Each line of the data that mentions the string "kind" needs to be identified and copied.
------------------------------------------------------------
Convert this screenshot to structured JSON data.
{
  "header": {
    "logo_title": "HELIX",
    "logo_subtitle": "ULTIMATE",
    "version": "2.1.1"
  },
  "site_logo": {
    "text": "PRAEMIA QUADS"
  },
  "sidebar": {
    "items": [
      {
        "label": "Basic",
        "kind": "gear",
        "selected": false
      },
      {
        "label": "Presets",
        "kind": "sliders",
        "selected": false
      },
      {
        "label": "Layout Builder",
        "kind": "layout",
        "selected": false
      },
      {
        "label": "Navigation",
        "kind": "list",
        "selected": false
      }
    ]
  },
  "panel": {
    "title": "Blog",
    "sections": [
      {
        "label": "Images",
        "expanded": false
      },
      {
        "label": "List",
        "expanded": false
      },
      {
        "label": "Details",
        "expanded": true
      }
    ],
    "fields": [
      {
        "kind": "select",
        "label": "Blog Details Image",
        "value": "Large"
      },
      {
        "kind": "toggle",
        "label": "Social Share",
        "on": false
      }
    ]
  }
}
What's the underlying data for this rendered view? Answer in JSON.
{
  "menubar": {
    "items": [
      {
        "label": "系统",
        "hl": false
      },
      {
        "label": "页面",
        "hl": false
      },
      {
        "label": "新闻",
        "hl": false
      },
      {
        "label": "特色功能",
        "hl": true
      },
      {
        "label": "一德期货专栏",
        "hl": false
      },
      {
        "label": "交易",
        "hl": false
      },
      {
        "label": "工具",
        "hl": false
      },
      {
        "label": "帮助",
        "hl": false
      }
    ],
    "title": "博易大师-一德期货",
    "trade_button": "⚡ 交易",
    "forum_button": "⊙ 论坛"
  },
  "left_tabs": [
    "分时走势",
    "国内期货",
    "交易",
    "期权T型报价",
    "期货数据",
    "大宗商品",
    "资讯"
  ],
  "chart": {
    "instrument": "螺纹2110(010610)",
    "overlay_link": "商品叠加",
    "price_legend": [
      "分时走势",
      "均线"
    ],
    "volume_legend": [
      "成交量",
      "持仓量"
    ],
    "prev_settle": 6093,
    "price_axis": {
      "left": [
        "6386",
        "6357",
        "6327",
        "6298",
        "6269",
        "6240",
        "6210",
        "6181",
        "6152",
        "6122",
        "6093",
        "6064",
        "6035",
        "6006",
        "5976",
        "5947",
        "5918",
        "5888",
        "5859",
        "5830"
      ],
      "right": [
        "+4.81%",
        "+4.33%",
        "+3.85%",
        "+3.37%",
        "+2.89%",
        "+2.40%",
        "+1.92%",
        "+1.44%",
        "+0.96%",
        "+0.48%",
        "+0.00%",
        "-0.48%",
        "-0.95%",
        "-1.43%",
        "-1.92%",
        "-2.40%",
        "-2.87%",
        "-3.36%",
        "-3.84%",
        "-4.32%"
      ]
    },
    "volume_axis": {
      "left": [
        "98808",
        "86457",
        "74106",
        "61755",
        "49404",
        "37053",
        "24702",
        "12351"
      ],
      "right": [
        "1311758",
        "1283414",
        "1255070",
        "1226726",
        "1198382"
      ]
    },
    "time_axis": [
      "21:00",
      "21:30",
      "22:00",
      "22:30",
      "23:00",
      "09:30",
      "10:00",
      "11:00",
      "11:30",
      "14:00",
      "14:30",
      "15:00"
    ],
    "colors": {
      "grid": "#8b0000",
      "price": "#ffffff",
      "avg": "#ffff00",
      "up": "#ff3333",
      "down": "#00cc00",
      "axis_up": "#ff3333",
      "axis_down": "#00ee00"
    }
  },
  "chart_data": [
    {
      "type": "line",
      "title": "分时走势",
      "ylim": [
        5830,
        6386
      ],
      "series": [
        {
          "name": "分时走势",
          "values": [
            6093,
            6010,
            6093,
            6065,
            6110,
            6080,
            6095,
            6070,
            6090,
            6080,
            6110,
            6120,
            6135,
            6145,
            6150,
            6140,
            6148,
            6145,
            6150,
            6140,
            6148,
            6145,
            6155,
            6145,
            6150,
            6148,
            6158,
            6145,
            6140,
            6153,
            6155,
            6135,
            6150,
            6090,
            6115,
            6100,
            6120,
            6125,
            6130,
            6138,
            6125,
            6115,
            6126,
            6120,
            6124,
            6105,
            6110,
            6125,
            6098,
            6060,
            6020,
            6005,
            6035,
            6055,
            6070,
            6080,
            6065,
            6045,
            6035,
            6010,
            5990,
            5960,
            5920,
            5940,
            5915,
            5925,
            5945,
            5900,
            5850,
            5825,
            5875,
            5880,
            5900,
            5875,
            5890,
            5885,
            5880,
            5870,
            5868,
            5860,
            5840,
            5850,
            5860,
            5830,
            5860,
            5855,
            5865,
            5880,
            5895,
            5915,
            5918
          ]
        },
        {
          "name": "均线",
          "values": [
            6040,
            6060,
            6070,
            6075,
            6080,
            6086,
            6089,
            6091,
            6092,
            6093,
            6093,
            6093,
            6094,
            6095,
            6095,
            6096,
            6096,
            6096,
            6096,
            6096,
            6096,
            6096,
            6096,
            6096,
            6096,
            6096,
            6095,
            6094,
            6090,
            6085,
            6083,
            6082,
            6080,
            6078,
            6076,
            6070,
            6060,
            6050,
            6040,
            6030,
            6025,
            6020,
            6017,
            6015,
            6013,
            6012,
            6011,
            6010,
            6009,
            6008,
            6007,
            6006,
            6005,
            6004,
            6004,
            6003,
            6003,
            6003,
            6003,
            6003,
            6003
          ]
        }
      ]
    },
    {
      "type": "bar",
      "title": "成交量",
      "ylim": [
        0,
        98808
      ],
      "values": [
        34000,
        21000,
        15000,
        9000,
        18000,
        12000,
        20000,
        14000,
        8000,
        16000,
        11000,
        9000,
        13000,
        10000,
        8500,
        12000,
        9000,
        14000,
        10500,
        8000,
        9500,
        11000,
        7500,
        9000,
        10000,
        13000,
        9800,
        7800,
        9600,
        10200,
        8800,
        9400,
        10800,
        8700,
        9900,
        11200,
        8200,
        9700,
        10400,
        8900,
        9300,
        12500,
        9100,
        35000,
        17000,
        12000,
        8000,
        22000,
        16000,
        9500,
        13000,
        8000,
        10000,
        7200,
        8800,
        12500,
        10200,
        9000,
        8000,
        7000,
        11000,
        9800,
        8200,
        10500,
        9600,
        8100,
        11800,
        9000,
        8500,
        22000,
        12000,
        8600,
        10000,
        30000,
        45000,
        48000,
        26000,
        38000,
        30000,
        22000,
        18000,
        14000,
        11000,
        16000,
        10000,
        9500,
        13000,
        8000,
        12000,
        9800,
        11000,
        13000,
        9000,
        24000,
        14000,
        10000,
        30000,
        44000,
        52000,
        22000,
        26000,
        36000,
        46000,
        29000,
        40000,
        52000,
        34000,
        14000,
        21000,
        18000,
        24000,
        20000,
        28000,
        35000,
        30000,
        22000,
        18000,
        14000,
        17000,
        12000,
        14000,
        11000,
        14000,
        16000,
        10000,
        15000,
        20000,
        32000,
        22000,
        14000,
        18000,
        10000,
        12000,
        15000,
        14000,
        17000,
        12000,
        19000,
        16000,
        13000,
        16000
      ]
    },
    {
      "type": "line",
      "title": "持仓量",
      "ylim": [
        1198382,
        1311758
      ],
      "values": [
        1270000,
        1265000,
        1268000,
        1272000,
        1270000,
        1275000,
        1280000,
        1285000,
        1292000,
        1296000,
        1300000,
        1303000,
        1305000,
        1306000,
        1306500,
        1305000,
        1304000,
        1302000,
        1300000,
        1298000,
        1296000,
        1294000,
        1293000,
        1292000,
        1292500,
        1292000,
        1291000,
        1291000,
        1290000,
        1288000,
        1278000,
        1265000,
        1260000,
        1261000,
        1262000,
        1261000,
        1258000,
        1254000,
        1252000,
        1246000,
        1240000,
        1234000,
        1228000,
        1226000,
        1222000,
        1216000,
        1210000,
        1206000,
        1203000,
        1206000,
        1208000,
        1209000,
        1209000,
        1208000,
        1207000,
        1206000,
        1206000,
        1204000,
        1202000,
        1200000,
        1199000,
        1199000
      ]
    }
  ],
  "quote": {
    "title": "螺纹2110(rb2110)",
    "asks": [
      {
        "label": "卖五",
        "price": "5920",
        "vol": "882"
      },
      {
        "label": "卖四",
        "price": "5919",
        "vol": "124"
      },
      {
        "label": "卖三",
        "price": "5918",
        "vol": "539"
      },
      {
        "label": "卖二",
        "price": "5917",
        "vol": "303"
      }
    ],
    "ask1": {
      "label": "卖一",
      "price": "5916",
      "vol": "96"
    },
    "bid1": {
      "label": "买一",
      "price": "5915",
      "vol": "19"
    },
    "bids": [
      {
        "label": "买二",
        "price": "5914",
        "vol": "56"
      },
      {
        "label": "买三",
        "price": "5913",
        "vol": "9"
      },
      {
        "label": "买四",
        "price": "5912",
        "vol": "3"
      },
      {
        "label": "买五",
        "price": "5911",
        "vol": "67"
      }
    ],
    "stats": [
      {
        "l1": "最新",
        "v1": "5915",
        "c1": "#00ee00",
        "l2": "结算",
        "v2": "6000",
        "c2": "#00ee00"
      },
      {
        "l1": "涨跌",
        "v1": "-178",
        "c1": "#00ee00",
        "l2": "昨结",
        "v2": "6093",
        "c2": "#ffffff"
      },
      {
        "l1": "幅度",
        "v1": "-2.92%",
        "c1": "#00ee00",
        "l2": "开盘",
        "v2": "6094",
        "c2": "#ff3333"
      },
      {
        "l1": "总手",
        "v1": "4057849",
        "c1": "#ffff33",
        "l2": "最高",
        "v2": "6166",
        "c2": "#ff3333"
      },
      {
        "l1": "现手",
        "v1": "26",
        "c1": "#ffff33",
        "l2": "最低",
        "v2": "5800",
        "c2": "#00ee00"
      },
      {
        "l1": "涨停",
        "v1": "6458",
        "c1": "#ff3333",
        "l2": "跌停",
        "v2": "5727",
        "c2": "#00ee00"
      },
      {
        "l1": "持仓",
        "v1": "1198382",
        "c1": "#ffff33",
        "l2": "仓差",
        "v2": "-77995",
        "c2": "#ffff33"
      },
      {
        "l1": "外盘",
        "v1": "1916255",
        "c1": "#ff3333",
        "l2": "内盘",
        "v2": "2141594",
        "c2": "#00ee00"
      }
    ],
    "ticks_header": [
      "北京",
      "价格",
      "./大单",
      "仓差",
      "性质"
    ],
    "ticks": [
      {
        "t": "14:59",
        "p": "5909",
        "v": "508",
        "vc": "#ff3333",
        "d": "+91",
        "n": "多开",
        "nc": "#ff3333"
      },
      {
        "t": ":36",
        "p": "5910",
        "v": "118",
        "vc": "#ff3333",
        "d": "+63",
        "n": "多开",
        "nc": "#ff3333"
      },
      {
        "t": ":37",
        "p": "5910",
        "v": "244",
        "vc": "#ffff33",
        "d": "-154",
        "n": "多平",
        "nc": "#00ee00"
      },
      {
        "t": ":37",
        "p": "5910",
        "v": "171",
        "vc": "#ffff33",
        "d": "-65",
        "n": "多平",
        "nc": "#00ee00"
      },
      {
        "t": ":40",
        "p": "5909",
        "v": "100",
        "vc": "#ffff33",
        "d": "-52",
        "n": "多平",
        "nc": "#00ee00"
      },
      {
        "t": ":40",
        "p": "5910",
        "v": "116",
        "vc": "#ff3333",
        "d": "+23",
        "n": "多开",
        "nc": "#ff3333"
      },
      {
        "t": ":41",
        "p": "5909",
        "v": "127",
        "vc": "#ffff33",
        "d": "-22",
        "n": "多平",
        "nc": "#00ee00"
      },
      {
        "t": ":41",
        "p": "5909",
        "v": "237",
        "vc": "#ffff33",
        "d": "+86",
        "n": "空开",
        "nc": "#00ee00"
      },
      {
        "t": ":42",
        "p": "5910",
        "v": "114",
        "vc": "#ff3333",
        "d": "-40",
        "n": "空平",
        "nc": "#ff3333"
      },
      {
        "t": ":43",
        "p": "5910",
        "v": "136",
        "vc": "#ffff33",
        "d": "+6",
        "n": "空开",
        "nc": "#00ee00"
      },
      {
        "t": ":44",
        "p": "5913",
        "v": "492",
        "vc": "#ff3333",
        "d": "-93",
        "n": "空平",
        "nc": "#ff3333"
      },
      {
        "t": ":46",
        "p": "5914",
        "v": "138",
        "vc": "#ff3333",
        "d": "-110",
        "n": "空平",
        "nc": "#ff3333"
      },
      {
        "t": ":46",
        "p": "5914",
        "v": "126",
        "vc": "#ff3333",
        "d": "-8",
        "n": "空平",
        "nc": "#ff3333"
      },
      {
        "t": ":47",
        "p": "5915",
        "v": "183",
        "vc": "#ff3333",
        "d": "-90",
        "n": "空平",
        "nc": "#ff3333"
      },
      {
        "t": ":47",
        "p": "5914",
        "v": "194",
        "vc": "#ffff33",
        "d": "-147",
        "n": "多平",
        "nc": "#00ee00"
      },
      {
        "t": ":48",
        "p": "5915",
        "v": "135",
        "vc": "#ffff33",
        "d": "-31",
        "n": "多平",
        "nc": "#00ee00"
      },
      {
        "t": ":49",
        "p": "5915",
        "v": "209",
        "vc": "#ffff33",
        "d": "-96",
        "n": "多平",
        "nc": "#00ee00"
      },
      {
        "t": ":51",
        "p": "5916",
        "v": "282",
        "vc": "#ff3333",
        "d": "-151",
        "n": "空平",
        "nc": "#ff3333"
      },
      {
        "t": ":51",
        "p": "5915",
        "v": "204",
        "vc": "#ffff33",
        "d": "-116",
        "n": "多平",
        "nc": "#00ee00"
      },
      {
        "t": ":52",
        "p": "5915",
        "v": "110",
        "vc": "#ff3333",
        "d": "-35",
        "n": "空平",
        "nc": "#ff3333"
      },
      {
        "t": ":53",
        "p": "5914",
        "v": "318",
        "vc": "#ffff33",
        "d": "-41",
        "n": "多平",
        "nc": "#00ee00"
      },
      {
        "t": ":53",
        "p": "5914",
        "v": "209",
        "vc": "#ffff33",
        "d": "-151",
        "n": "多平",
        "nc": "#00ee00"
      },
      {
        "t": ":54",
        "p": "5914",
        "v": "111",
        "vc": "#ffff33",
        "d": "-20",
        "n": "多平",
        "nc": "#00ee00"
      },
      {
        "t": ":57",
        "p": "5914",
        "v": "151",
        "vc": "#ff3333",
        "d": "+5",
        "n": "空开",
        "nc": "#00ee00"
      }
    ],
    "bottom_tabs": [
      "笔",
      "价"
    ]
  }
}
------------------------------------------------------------
§ Exercise response:
        "kind": "gear",
        "kind": "sliders",
        "kind": "layout",
        "kind": "list",
        "kind": "select",
        "kind": "toggle",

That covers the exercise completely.